AVO GO: Robots picking path to Bundy farm trials
THERE'S no doubt robots will soon be part of everyday life, but the future of robotic farming it seems it just around the corner.
Owner of Donovan Family Investments Lachlan Donovan said the technology was something he was definitely interested in.
"We'd certainly look at trialling that, we're always looking at that technology," Mr Donovan said.
"Labour is a major part of our expenses and robots that can help us be efficient and compete on a world stage are definitely a consideration."
Mr Donovan said the trials would be suitable if completed in the next few months as the avocado season was drawing to a close, but said it was technology worth investing his time into.
"Our harvesting season will be over in a few months, and we expect this technology might be slow at the start, but once trials are done it will increase rapidly," he said.
When it comes to streamlining production, Mr Donovan holds high hopes for the robotic workers of the future.

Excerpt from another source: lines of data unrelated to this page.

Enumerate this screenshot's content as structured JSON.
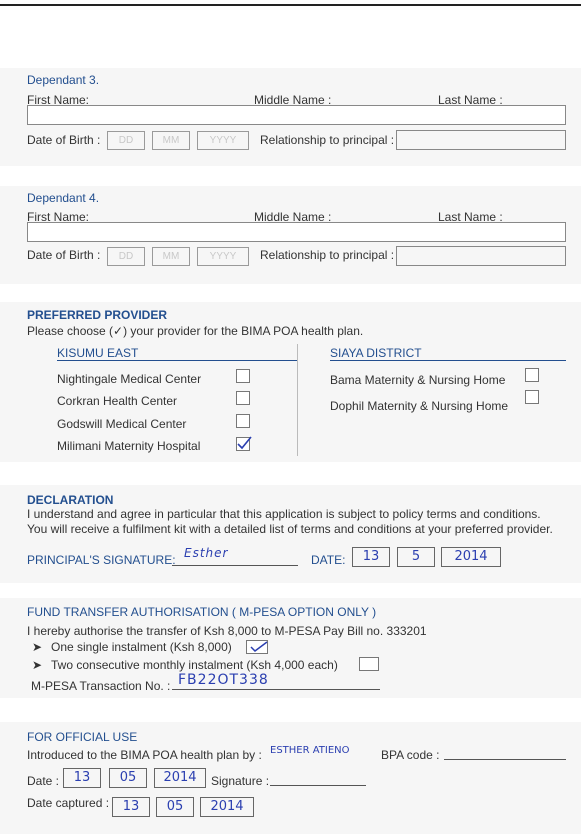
{
  "dependant3": {
    "title": "Dependant 3.",
    "first_name": "First Name:",
    "middle_name": "Middle Name :",
    "last_name": "Last Name :",
    "dob": "Date of Birth :",
    "dd": "DD",
    "mm": "MM",
    "yyyy": "YYYY",
    "relationship": "Relationship to principal :"
  },
  "dependant4": {
    "title": "Dependant 4.",
    "first_name": "First Name:",
    "middle_name": "Middle Name :",
    "last_name": "Last Name :",
    "dob": "Date of Birth :",
    "dd": "DD",
    "mm": "MM",
    "yyyy": "YYYY",
    "relationship": "Relationship to principal :"
  },
  "provider": {
    "title": "PREFERRED PROVIDER",
    "instruction": "Please choose (✓) your provider for the BIMA POA health plan.",
    "col1_title": "KISUMU EAST",
    "col2_title": "SIAYA DISTRICT",
    "col1_items": [
      {
        "label": "Nightingale Medical Center",
        "checked": false
      },
      {
        "label": "Corkran Health Center",
        "checked": false
      },
      {
        "label": "Godswill Medical Center",
        "checked": false
      },
      {
        "label": "Milimani Maternity Hospital",
        "checked": true
      }
    ],
    "col2_items": [
      {
        "label": "Bama Maternity & Nursing Home",
        "checked": false
      },
      {
        "label": "Dophil Maternity & Nursing Home",
        "checked": false
      }
    ]
  },
  "declaration": {
    "title": "DECLARATION",
    "line1": "I understand and agree in particular that this application is subject to policy terms and conditions.",
    "line2": "You will receive a fulfilment kit with a detailed list of terms and conditions at your preferred provider.",
    "signature_label": "PRINCIPAL'S SIGNATURE:",
    "signature_value": "Esther",
    "date_label": "DATE:",
    "date_dd": "13",
    "date_mm": "5",
    "date_yyyy": "2014"
  },
  "fund": {
    "title": "FUND TRANSFER AUTHORISATION ( M-PESA OPTION ONLY )",
    "line": "I hereby authorise the transfer of Ksh 8,000 to M-PESA Pay Bill no. 333201",
    "opt1": "One single instalment (Ksh 8,000)",
    "opt1_checked": true,
    "opt2": "Two consecutive monthly instalment (Ksh 4,000 each)",
    "opt2_checked": false,
    "txn_label": "M-PESA Transaction No. :",
    "txn_value": "FB22OT338"
  },
  "official": {
    "title": "FOR OFFICIAL USE",
    "introduced_label": "Introduced to the BIMA POA health plan by :",
    "introduced_value": "ESTHER ATIENO",
    "bpa_label": "BPA code :",
    "date_label": "Date :",
    "date_dd": "13",
    "date_mm": "05",
    "date_yyyy": "2014",
    "signature_label": "Signature :",
    "captured_label": "Date captured :",
    "cap_dd": "13",
    "cap_mm": "05",
    "cap_yyyy": "2014"
  }
}
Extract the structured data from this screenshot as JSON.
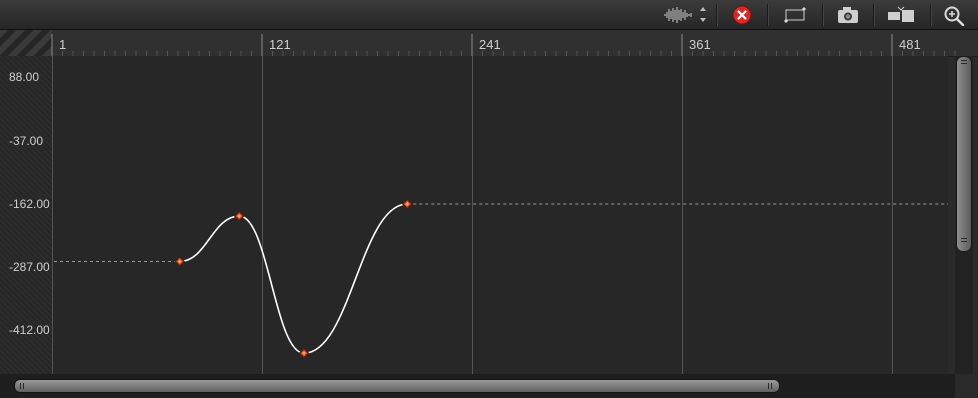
{
  "toolbar": {
    "buttons": [
      {
        "id": "audio-waveform",
        "icon": "waveform-icon"
      },
      {
        "id": "delete-curve",
        "icon": "close-circle-icon"
      },
      {
        "id": "edit-keyframe",
        "icon": "keyframe-tool-icon"
      },
      {
        "id": "snapshot",
        "icon": "camera-icon"
      },
      {
        "id": "fit",
        "icon": "fit-range-icon"
      },
      {
        "id": "zoom",
        "icon": "zoom-icon"
      }
    ]
  },
  "ruler": {
    "frame_labels": [
      "1",
      "121",
      "241",
      "361",
      "481"
    ]
  },
  "value_axis": {
    "labels": [
      "88.00",
      "-37.00",
      "-162.00",
      "-287.00",
      "-412.00"
    ]
  },
  "curve": {
    "keyframes": [
      {
        "frame": 74,
        "value": -276
      },
      {
        "frame": 108,
        "value": -186
      },
      {
        "frame": 145,
        "value": -458
      },
      {
        "frame": 204,
        "value": -162
      }
    ],
    "colors": {
      "curve": "#ffffff",
      "keyframe_fill": "#c9502a",
      "keyframe_stroke": "#5a1a0a",
      "extrapolation": "#9a9a9a",
      "grid": "#3f3f3f"
    }
  }
}
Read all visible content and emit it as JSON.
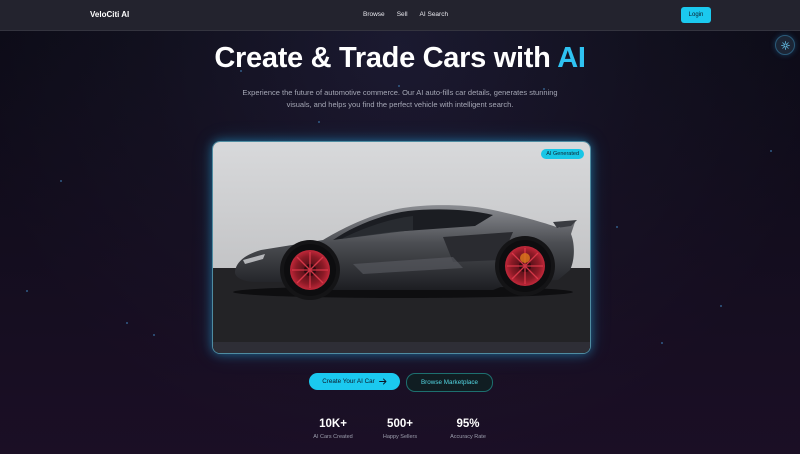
{
  "nav": {
    "brand": "VeloCiti AI",
    "links": [
      "Browse",
      "Sell",
      "AI Search"
    ],
    "login_label": "Login"
  },
  "hero": {
    "title_main": "Create & Trade Cars with ",
    "title_accent": "AI",
    "subtitle": "Experience the future of automotive commerce. Our AI auto-fills car details, generates stunning visuals, and helps you find the perfect vehicle with intelligent search."
  },
  "card": {
    "badge": "AI Generated"
  },
  "buttons": {
    "primary_label": "Create Your AI Car",
    "primary_icon": "arrow-right-icon",
    "secondary_label": "Browse Marketplace"
  },
  "stats": [
    {
      "value": "10K+",
      "label": "AI Cars Created"
    },
    {
      "value": "500+",
      "label": "Happy Sellers"
    },
    {
      "value": "95%",
      "label": "Accuracy Rate"
    }
  ],
  "colors": {
    "accent": "#1bc9ef",
    "background": "#10101d",
    "nav": "#23232e"
  }
}
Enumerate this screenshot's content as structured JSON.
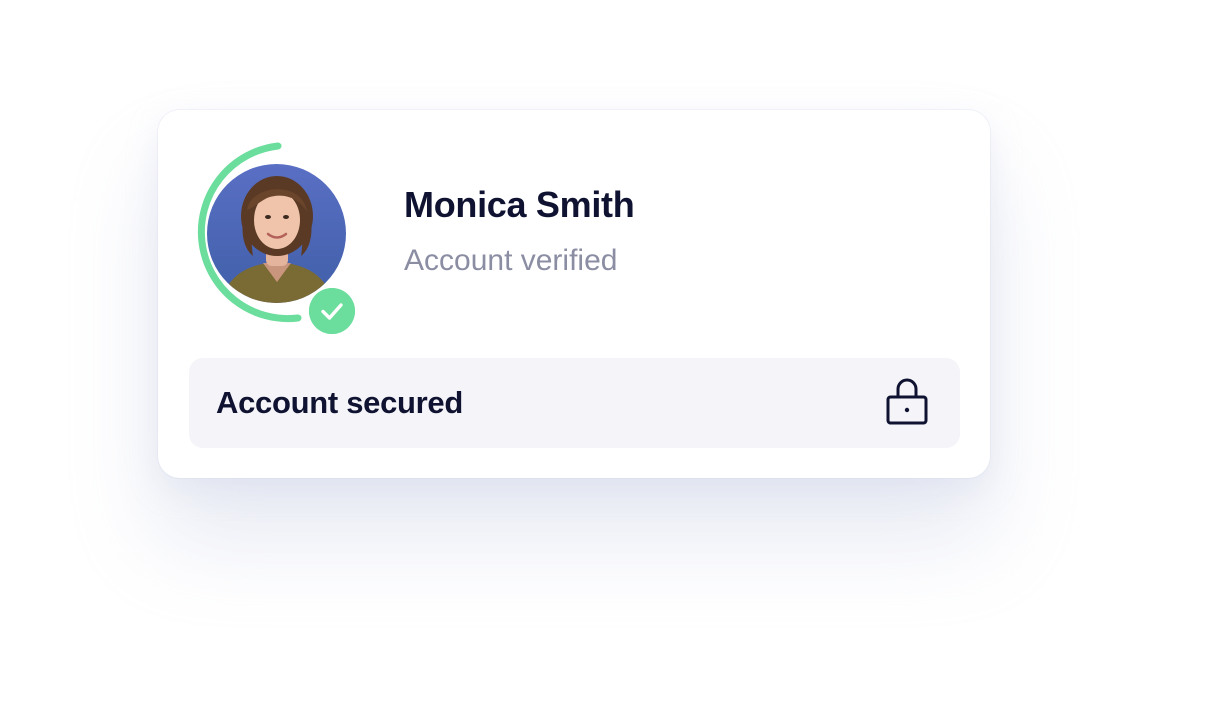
{
  "profile": {
    "name": "Monica Smith",
    "status": "Account verified"
  },
  "security": {
    "label": "Account secured",
    "icon": "lock-icon"
  },
  "avatar": {
    "icon": "avatar",
    "badge_icon": "check-icon"
  },
  "colors": {
    "accent_green": "#6bdd9c",
    "title": "#0f1230",
    "muted": "#8b8da3",
    "row_background": "#f4f4f9"
  }
}
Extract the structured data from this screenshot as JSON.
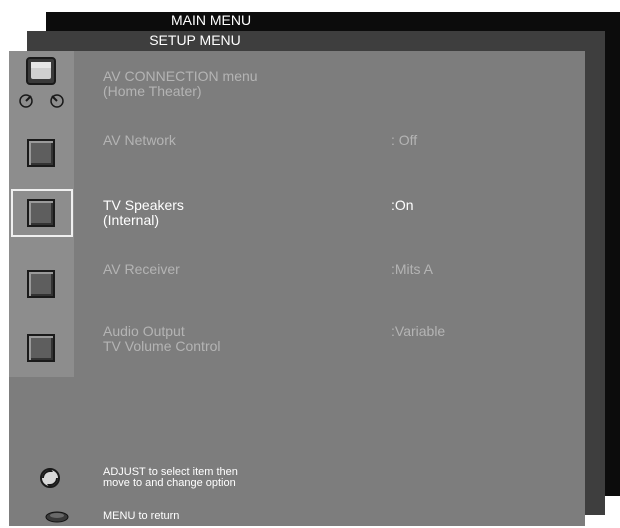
{
  "main_menu": {
    "title": "MAIN MENU"
  },
  "setup_menu": {
    "title": "SETUP MENU"
  },
  "av_menu": {
    "heading_line1": "AV CONNECTION menu",
    "heading_line2": "(Home Theater)",
    "items": [
      {
        "label_line1": "AV Network",
        "label_line2": "",
        "value": ": Off",
        "selected": false
      },
      {
        "label_line1": "TV Speakers",
        "label_line2": "(Internal)",
        "value": ":On",
        "selected": true
      },
      {
        "label_line1": "AV Receiver",
        "label_line2": "",
        "value": ":Mits A",
        "selected": false
      },
      {
        "label_line1": "Audio Output",
        "label_line2": "TV Volume Control",
        "value": ":Variable",
        "selected": false
      }
    ]
  },
  "help": {
    "adjust_line1": "ADJUST to select item then",
    "adjust_line2": "move to and change option",
    "menu_return": "MENU to return"
  },
  "icons": {
    "heading": "tv-with-dials-icon",
    "item": "square-button-icon",
    "adjust": "adjust-knob-icon",
    "menu": "menu-button-icon"
  }
}
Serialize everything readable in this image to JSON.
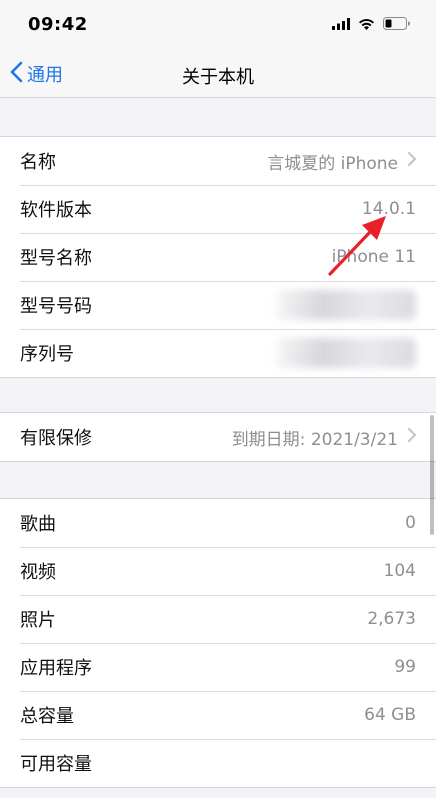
{
  "status_bar": {
    "time": "09:42"
  },
  "nav": {
    "back_label": "通用",
    "title": "关于本机"
  },
  "group1": [
    {
      "label": "名称",
      "value": "言城夏的 iPhone",
      "chevron": true
    },
    {
      "label": "软件版本",
      "value": "14.0.1"
    },
    {
      "label": "型号名称",
      "value": "iPhone 11"
    },
    {
      "label": "型号号码",
      "value": ""
    },
    {
      "label": "序列号",
      "value": ""
    }
  ],
  "group2": [
    {
      "label": "有限保修",
      "value": "到期日期: 2021/3/21",
      "chevron": true
    }
  ],
  "group3": [
    {
      "label": "歌曲",
      "value": "0"
    },
    {
      "label": "视频",
      "value": "104"
    },
    {
      "label": "照片",
      "value": "2,673"
    },
    {
      "label": "应用程序",
      "value": "99"
    },
    {
      "label": "总容量",
      "value": "64 GB"
    },
    {
      "label": "可用容量",
      "value": ""
    }
  ],
  "annotation_color": "#e8202a",
  "accent": "#1f76e8"
}
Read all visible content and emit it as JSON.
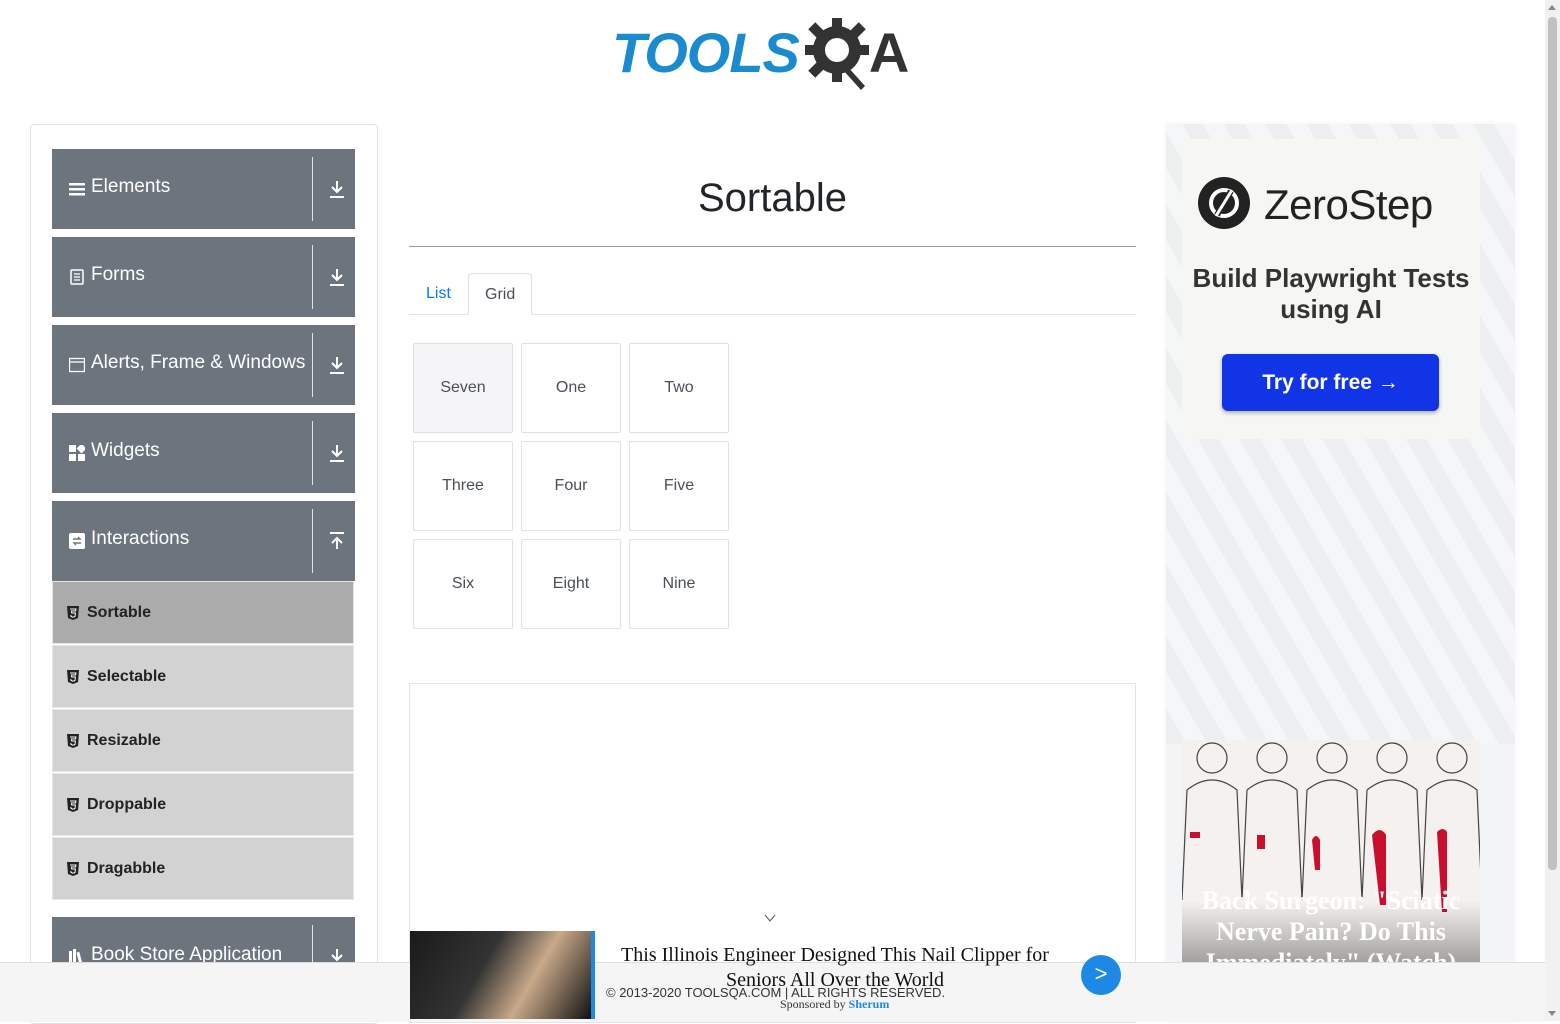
{
  "header": {
    "logo_left": "TOOLS",
    "logo_right": "A"
  },
  "sidebar": {
    "groups": [
      {
        "label": "Elements"
      },
      {
        "label": "Forms"
      },
      {
        "label": "Alerts, Frame & Windows"
      },
      {
        "label": "Widgets"
      },
      {
        "label": "Interactions"
      },
      {
        "label": "Book Store Application"
      }
    ],
    "interactions_items": [
      {
        "label": "Sortable"
      },
      {
        "label": "Selectable"
      },
      {
        "label": "Resizable"
      },
      {
        "label": "Droppable"
      },
      {
        "label": "Dragabble"
      }
    ]
  },
  "main": {
    "title": "Sortable",
    "tabs": [
      {
        "label": "List"
      },
      {
        "label": "Grid"
      }
    ],
    "active_tab": "Grid",
    "grid_items": [
      "Seven",
      "One",
      "Two",
      "Three",
      "Four",
      "Five",
      "Six",
      "Eight",
      "Nine"
    ]
  },
  "right_ads": {
    "zerostep": {
      "brand": "ZeroStep",
      "tagline": "Build Playwright Tests using AI",
      "cta": "Try for free →"
    },
    "surgeon": {
      "text": "Back Surgeon: \"Sciatic Nerve Pain? Do This Immediately\" (Watch)"
    }
  },
  "bottom_ad": {
    "headline": "This Illinois Engineer Designed This Nail Clipper for Seniors All Over the World",
    "sponsored_prefix": "Sponsored by",
    "sponsor": "Sherum",
    "button": ">"
  },
  "footer": {
    "copyright": "© 2013-2020 TOOLSQA.COM | ALL RIGHTS RESERVED."
  },
  "colors": {
    "sidebar_group": "#6c757d",
    "sub_item": "#d2d2d2",
    "sub_active": "#ababab",
    "link": "#007bff",
    "brand_blue": "#1b8bcf",
    "cta_blue": "#1034e6"
  }
}
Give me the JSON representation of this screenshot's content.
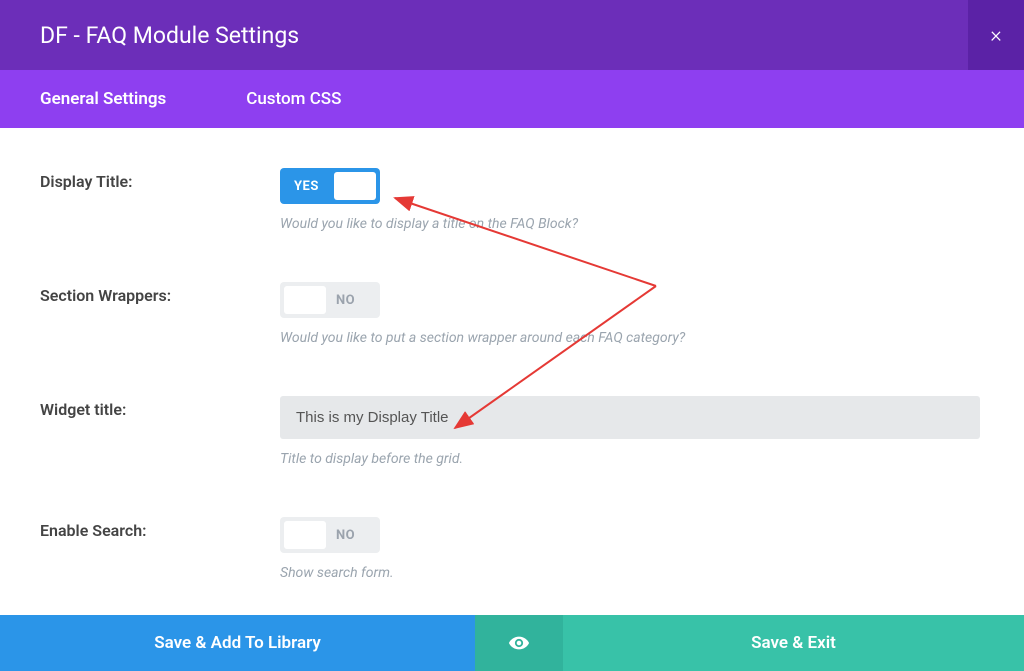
{
  "header": {
    "title": "DF - FAQ Module Settings",
    "close_icon": "×"
  },
  "tabs": {
    "general": "General Settings",
    "custom_css": "Custom CSS"
  },
  "fields": {
    "display_title": {
      "label": "Display Title:",
      "value": "YES",
      "help": "Would you like to display a title on the FAQ Block?"
    },
    "section_wrappers": {
      "label": "Section Wrappers:",
      "value": "NO",
      "help": "Would you like to put a section wrapper around each FAQ category?"
    },
    "widget_title": {
      "label": "Widget title:",
      "value": "This is my Display Title",
      "help": "Title to display before the grid."
    },
    "enable_search": {
      "label": "Enable Search:",
      "value": "NO",
      "help": "Show search form."
    }
  },
  "footer": {
    "save_library": "Save & Add To Library",
    "save_exit": "Save & Exit"
  }
}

"Hopefully the machines are gentler on fruit," he said.
"Plus, robots can work day and night, they would increase productivity and result in better quality fruit at the end of the day."
Brisbane based company Universal Field Robots' engineer Tim Cassell said they were yet to reach out to Bundaberg and Childers farmers but had them earmarked for their future trial sites.
"We would like to visit Bundaberg within the next month and then look to be productional in about three months time," Mr Cassell said.
"Testing will initially be completed in Toowoomba just because it's within a close distance to Brisbane, but the larger farms around Bundaberg and Childers are places we want to work with.
"Founder and director of UFR Jeff Sterling began this project after talking with a farmer in Maleny.
"The farmer was describing issues such as staff shortages in Maleny which is what inspired this development.
"The labour shortage will only get worse as food the demand goes up so we are developing with the agricultural industry in mind."
The fruit picking attachment, pictured above, connects to a three and a half tonne excavator, also pictured, which is well suited to the harvesting of avocados.
"Avocado trees are quite tall and there's a lot of effort that goes into harvesting," Mr Cassell said.
"Our machine is quite well suited to avocado picking as it's five metres tall and can easily reach the treetops.
"Attachments will also consider a mower and a trimming device, and we intend on developing other applications like spraying and pruning tools," he said.
"We haven't started on the pruning or spraying tools yet but our expected development time is about three months."
The robotics company has been operating for just 18 months but has a big future planned for the agricultural industry.
To find out more about Universal Field Robots visit their website https://bit.ly/2spe3Uc.